#### [Web page and app entries]
--------------------

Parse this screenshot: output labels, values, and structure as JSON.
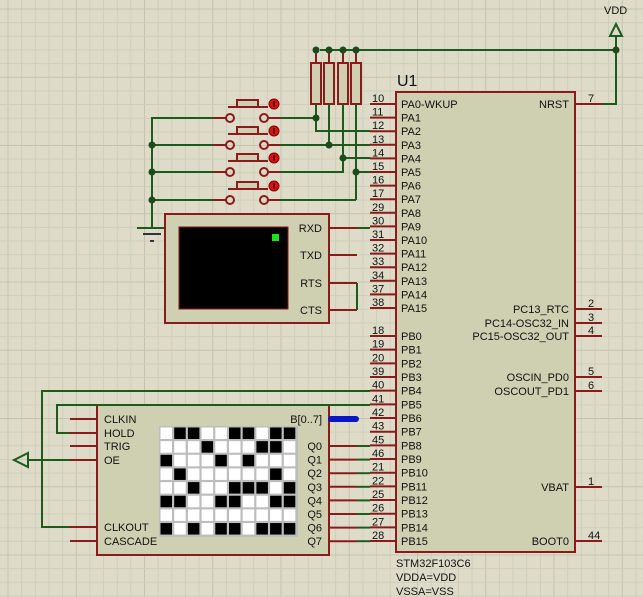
{
  "power": {
    "vdd_label": "VDD"
  },
  "u1": {
    "ref": "U1",
    "part": "STM32F103C6",
    "note1": "VDDA=VDD",
    "note2": "VSSA=VSS",
    "left_pins": [
      {
        "name": "PA0-WKUP",
        "num": "10"
      },
      {
        "name": "PA1",
        "num": "11"
      },
      {
        "name": "PA2",
        "num": "12"
      },
      {
        "name": "PA3",
        "num": "13"
      },
      {
        "name": "PA4",
        "num": "14"
      },
      {
        "name": "PA5",
        "num": "15"
      },
      {
        "name": "PA6",
        "num": "16"
      },
      {
        "name": "PA7",
        "num": "17"
      },
      {
        "name": "PA8",
        "num": "29"
      },
      {
        "name": "PA9",
        "num": "30"
      },
      {
        "name": "PA10",
        "num": "31"
      },
      {
        "name": "PA11",
        "num": "32"
      },
      {
        "name": "PA12",
        "num": "33"
      },
      {
        "name": "PA13",
        "num": "34"
      },
      {
        "name": "PA14",
        "num": "37"
      },
      {
        "name": "PA15",
        "num": "38"
      },
      {
        "name": "PB0",
        "num": "18"
      },
      {
        "name": "PB1",
        "num": "19"
      },
      {
        "name": "PB2",
        "num": "20"
      },
      {
        "name": "PB3",
        "num": "39"
      },
      {
        "name": "PB4",
        "num": "40"
      },
      {
        "name": "PB5",
        "num": "41"
      },
      {
        "name": "PB6",
        "num": "42"
      },
      {
        "name": "PB7",
        "num": "43"
      },
      {
        "name": "PB8",
        "num": "45"
      },
      {
        "name": "PB9",
        "num": "46"
      },
      {
        "name": "PB10",
        "num": "21"
      },
      {
        "name": "PB11",
        "num": "22"
      },
      {
        "name": "PB12",
        "num": "25"
      },
      {
        "name": "PB13",
        "num": "26"
      },
      {
        "name": "PB14",
        "num": "27"
      },
      {
        "name": "PB15",
        "num": "28"
      }
    ],
    "right_pins": [
      {
        "name": "NRST",
        "num": "7",
        "row": 0
      },
      {
        "name": "PC13_RTC",
        "num": "2",
        "row": 15
      },
      {
        "name": "PC14-OSC32_IN",
        "num": "3",
        "row": 16
      },
      {
        "name": "PC15-OSC32_OUT",
        "num": "4",
        "row": 17
      },
      {
        "name": "OSCIN_PD0",
        "num": "5",
        "row": 20
      },
      {
        "name": "OSCOUT_PD1",
        "num": "6",
        "row": 21
      },
      {
        "name": "VBAT",
        "num": "1",
        "row": 28
      },
      {
        "name": "BOOT0",
        "num": "44",
        "row": 32
      }
    ]
  },
  "terminal": {
    "pins": [
      "RXD",
      "TXD",
      "RTS",
      "CTS"
    ]
  },
  "pattern_gen": {
    "left_pins": [
      "CLKIN",
      "HOLD",
      "TRIG",
      "OE",
      "CLKOUT",
      "CASCADE"
    ],
    "bus_label": "B[0..7]",
    "right_pins": [
      "Q0",
      "Q1",
      "Q2",
      "Q3",
      "Q4",
      "Q5",
      "Q6",
      "Q7"
    ],
    "grid": [
      [
        0,
        1,
        1,
        0,
        0,
        1,
        1,
        0,
        1,
        1
      ],
      [
        0,
        0,
        0,
        1,
        0,
        0,
        0,
        1,
        1,
        0
      ],
      [
        1,
        0,
        0,
        0,
        1,
        0,
        1,
        0,
        0,
        0
      ],
      [
        0,
        1,
        0,
        0,
        0,
        0,
        0,
        0,
        1,
        0
      ],
      [
        0,
        0,
        1,
        0,
        0,
        1,
        1,
        1,
        0,
        1
      ],
      [
        1,
        1,
        0,
        0,
        1,
        1,
        0,
        0,
        1,
        1
      ],
      [
        0,
        0,
        0,
        0,
        0,
        0,
        0,
        0,
        0,
        0
      ],
      [
        1,
        0,
        1,
        0,
        1,
        1,
        0,
        1,
        1,
        1
      ]
    ]
  },
  "colors": {
    "wire": "#1d5a1d",
    "pin": "#8b1a1a",
    "bus": "#0a14c8",
    "body": "#cfcfb2",
    "background": "#dedcc9"
  }
}
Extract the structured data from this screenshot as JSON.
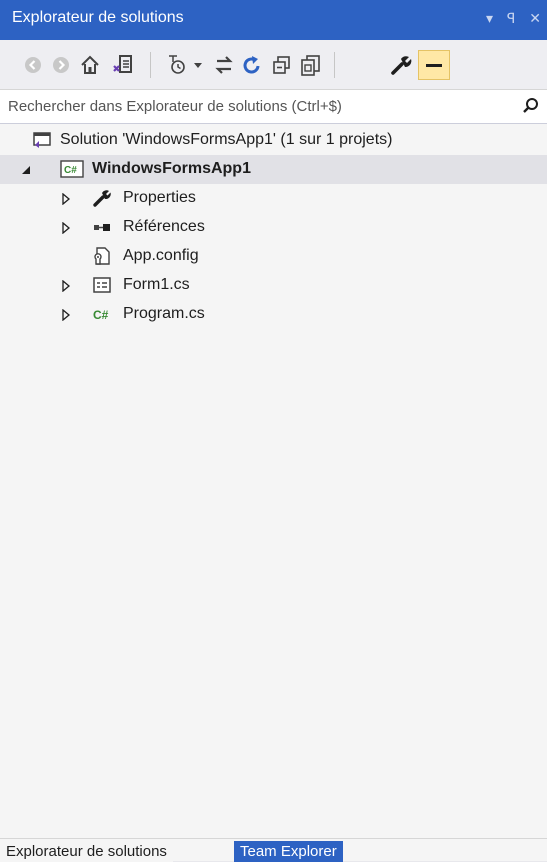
{
  "window": {
    "title": "Explorateur de solutions",
    "dropdown_glyph": "▾",
    "pin_glyph": "ꟼ",
    "close_glyph": "✕"
  },
  "toolbar": {
    "buttons": [
      "back-icon",
      "forward-icon",
      "home-icon",
      "switch-views-icon",
      "pending-changes-filter-icon",
      "sync-active-document-icon",
      "refresh-icon",
      "collapse-all-icon",
      "show-all-files-icon",
      "properties-icon",
      "preview-selected-icon"
    ]
  },
  "search": {
    "placeholder": "Rechercher dans Explorateur de solutions (Ctrl+$)"
  },
  "tree": {
    "solution": "Solution 'WindowsFormsApp1' (1 sur 1 projets)",
    "project": "WindowsFormsApp1",
    "project_badge": "C#",
    "items": [
      {
        "label": "Properties",
        "icon": "wrench-icon",
        "expandable": true
      },
      {
        "label": "Références",
        "icon": "references-icon",
        "expandable": true
      },
      {
        "label": "App.config",
        "icon": "config-file-icon",
        "expandable": false
      },
      {
        "label": "Form1.cs",
        "icon": "form-icon",
        "expandable": true
      },
      {
        "label": "Program.cs",
        "icon": "csharp-file-icon",
        "expandable": true
      }
    ]
  },
  "tabs": {
    "active": "Explorateur de solutions",
    "inactive": "Team Explorer"
  },
  "colors": {
    "accent": "#2d62c3",
    "selected_row": "#e1e1e6",
    "highlight_button": "#ffe8a6"
  }
}
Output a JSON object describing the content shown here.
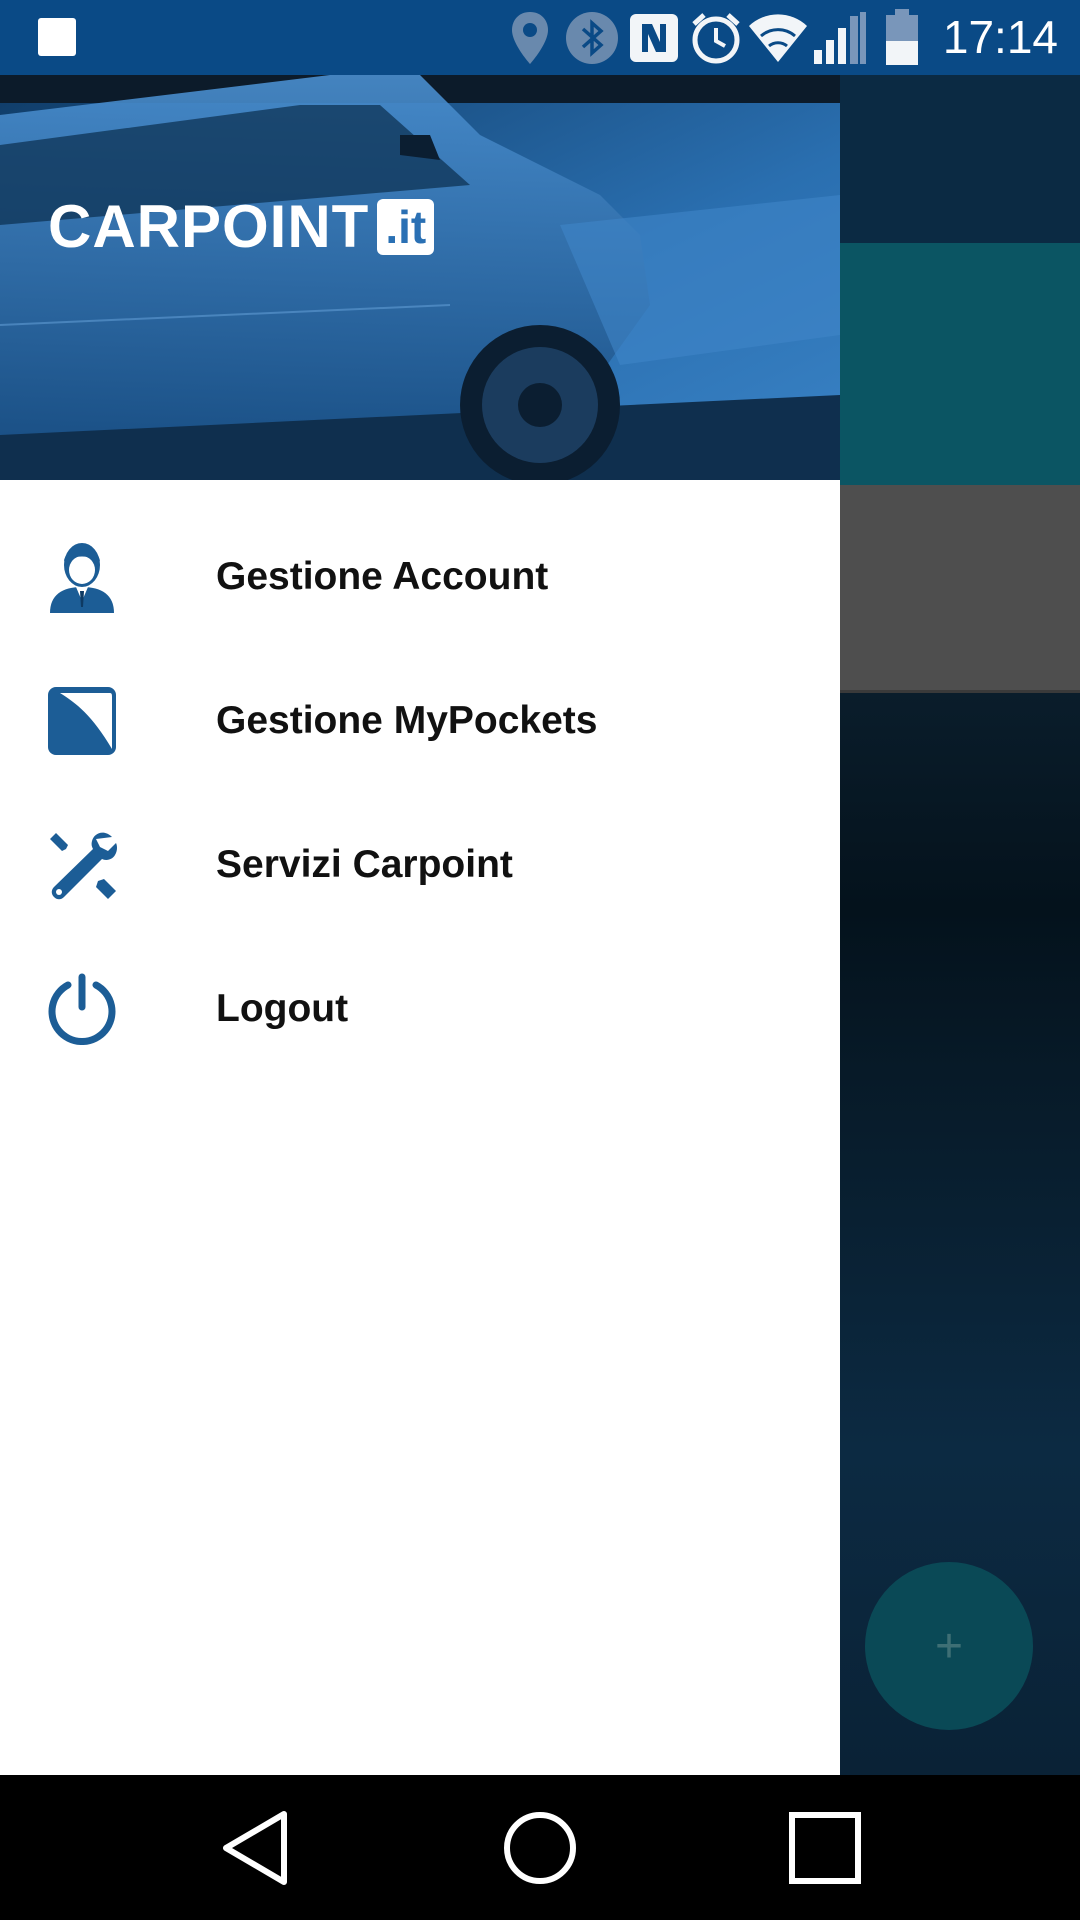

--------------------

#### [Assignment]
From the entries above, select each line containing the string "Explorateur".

#### [Exercise output]
    "title": "Explorateur de solutions",
    "placeholder": "Rechercher dans Explorateur de solutions (Ctrl+$)"
    "active": "Explorateur de solutions",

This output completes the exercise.